→ Exercise instructions
From the listing below, count the lines that contain the string "checked", then state only that number.

→ Raw data
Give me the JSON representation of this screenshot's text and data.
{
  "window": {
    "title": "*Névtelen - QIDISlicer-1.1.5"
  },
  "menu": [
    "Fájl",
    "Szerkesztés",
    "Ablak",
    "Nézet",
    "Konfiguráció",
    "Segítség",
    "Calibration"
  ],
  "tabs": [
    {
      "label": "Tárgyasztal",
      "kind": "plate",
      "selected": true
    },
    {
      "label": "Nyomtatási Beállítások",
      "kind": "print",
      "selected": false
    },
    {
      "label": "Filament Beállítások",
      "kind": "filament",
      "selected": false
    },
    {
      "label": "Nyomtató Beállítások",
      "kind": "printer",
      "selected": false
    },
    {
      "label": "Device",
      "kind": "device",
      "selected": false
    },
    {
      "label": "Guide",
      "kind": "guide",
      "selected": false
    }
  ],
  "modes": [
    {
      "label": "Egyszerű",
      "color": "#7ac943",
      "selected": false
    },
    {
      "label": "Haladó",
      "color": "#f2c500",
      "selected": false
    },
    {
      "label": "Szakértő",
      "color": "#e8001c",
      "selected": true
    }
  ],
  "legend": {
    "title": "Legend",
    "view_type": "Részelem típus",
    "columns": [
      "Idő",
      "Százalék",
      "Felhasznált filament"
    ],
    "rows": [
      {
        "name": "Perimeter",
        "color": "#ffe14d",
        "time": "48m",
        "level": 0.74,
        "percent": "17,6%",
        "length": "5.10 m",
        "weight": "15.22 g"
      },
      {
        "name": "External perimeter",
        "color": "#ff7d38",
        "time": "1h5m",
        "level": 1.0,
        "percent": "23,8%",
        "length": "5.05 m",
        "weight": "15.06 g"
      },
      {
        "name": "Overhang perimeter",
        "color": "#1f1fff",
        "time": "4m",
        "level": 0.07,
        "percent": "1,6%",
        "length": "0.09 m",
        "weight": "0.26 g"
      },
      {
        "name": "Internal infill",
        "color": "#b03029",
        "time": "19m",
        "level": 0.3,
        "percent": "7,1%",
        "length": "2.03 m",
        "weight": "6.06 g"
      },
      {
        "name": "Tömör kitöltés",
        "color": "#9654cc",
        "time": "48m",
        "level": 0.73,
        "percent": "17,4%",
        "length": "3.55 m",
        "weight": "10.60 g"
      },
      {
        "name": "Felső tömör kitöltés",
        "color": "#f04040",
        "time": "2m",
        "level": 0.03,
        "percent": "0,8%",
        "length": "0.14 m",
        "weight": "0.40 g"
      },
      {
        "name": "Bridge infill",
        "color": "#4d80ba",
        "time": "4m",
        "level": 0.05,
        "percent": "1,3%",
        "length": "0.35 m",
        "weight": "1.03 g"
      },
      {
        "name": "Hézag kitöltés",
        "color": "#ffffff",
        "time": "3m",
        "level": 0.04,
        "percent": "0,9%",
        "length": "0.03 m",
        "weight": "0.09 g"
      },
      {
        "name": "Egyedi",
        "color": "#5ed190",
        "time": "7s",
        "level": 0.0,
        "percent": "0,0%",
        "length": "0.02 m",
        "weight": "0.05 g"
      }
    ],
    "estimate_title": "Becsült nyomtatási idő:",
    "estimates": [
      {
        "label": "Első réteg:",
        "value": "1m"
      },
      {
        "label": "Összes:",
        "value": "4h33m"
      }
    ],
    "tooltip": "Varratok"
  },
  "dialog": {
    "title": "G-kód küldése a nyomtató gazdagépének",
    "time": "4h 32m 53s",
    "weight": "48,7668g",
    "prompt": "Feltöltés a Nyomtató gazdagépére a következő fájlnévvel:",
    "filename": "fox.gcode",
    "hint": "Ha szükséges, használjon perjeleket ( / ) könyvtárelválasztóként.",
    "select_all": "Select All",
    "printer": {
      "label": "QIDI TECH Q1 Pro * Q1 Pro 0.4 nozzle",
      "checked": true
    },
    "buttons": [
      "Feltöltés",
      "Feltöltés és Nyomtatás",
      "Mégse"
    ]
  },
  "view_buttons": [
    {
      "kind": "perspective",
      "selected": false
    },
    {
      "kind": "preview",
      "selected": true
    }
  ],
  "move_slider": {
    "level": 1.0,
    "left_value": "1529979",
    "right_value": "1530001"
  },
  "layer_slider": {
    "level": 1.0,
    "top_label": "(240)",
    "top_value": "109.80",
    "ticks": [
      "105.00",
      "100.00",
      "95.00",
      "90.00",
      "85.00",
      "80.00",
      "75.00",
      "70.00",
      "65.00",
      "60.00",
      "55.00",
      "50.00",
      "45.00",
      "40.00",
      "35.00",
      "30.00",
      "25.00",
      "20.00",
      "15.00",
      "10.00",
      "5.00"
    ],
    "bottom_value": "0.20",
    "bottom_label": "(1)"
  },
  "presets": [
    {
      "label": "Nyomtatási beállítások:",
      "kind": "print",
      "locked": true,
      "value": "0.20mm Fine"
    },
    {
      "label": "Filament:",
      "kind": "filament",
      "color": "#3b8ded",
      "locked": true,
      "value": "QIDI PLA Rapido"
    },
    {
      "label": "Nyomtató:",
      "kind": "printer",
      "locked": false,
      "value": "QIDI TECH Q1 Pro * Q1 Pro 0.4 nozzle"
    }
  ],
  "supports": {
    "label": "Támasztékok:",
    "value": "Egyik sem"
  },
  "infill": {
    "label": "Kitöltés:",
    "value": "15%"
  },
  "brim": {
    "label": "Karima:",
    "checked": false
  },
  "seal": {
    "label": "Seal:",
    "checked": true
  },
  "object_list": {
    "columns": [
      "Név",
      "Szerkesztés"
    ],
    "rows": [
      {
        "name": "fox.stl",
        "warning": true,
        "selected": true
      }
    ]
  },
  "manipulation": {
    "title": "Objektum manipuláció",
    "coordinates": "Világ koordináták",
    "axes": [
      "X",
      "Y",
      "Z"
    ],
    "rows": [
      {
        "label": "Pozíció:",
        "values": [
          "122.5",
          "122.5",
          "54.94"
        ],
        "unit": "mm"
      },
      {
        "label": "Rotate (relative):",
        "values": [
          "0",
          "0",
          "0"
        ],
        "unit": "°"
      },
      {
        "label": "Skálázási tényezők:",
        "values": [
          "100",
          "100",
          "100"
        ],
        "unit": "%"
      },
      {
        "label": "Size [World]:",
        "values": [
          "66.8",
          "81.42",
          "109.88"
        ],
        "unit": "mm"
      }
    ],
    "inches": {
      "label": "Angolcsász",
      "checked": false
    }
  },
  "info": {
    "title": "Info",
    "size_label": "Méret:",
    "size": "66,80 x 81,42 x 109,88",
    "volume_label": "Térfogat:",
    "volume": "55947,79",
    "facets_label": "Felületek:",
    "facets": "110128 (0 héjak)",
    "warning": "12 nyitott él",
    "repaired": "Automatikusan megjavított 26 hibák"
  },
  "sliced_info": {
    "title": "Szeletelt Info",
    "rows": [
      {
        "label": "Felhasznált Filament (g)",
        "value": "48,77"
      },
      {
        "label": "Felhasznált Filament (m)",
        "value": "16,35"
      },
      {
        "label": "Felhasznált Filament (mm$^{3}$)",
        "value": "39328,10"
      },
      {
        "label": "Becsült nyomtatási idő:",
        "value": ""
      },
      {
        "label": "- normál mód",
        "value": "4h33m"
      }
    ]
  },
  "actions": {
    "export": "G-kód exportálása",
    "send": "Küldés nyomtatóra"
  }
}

→ Exercise answer
4